As we caught up with another slow paddler my dream run was about to come to an end. The tired paddler was a Dutchman seemingly a bit of a dreamer, taking in the beauty of the country to extremes. He hardly paddled and when I asked him if he was tired he said he was going slow to take in the splendor. That was very well if the finish was around the bend but it wasn’t. I paddled ahead hoping that he would get the hint and paddle but he just sat there drifting with the current. I couldn’t believe my luck, we were the last on the river and the technical teams were waiting for us to pass their checkpoints so they could go home. For over an hour he drifted and then we came to a check point. They told us we had an hour to go and that had surprised the guy, he had thought we were nearly there. At last he started paddling and we moved slowly towards the finish. Within three kilometres we met a long boat at anchor under a shady canopy of trees with some drinking water on board, which we were very pleased to accept. The girl told us that it was only 3 kms to the finish but I think her judge of distances was very poor. We paddled on, the river started to widen once again. Fences were now erected around some of the fields. It felt as if we were getting closer but around every corner the finish line was no-where to be seen. My Dutch friend still took his time. The only good thing was that he was at least paddling 70% of the time, although it was at a slow pace. As the river widened even further, bamboo houses continually lined the river bank. Small sheds like toilets/wash rooms were build on bamboo rafts anchored to the bank. I assumed that they were toilets and that the waste was going straight into the river. What a nice thought. Better not capsize.


Just after passing a very clean river which entered our murky one, I could see the finish line way in the distance. My friend at last, quickened his pace. At this point the river was very wide, probably 150 metres. I crossed the finish line and forgot to take a photo, so I paddled backwards against the current to get the finish banner in the frame. There were crowds milling around and as soon as I took firm ground I was presented around my neck with a medal and given an egg and flower. As I walked away someone shouted for me to hurry because the bus was leaving. I couldn’t believe my luck. I also couldn’t find my pack of clothes. Eventually I was directed to the village market place which was rather colourful where beyond it I found the bus, but no one seemed to know when the bus was leaving.

All the other competitors had eaten well but I had missed out. I was also hot and sweaty and I really needed a wash however with lots of other people having the same idea the two toilets/wash rooms on site couldn’t cope. I waited in the queue and finally it was my turn. The wash room door wouldn’t close properly and the floor was flooded with water. It wasn’t the most hygienic toilet to wash in, but it was all we had.

Soon after my wash the presentation was announce. Medals were awarded, the Aussies taking off the kayak section. Michelle had come third overall but she was overlooked and the prize was given to another guy but later she was told that she had won third spot and given some prize money. Once the presentation was over, which involved some people in high places, we all made our way to two buses waiting to take us back to Kuala Lumper. Then there was a delay because some people had boarded who were not on the list nevertheless we eventually arrived back in Kuala Lumper.

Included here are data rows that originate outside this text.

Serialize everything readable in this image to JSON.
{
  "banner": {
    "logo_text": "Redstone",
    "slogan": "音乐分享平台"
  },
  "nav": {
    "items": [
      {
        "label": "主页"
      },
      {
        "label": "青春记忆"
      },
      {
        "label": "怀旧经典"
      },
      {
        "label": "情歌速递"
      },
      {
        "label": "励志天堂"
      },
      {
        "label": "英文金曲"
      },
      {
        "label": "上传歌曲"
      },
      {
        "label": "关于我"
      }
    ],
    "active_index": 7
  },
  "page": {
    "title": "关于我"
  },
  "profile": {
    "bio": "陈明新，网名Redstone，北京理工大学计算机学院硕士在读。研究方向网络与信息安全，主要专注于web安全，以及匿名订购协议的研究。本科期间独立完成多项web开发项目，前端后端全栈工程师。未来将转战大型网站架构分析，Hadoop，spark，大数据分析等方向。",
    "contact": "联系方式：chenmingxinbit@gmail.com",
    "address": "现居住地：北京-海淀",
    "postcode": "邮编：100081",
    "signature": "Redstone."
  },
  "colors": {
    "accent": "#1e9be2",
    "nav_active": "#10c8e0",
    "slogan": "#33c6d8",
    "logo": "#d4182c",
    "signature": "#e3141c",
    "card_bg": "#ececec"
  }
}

20th June:

Before leaving Malaysia I met with Shaharuddin, the General Manager of Base Camp and President of Kuala Lumper Canoe Association and Mohammed Khaira Bin Z Abidin (Colonel), the Executive Chairman of Base Camp. I also met with Dino a liaison person with the Malaysian Shooting Team and  the Deputy Director General of Sports, Mr Raja Rusian B. Raja Samah. We discussed the event, future events and the possibility of training their instructors in Perth.

On the 21st June I return to Perth at 5.30pm and arrived 2.25am Thursday morning.

It appears that the race was held for a 2-3 more years but nowadays it is a rafting destination for tourists.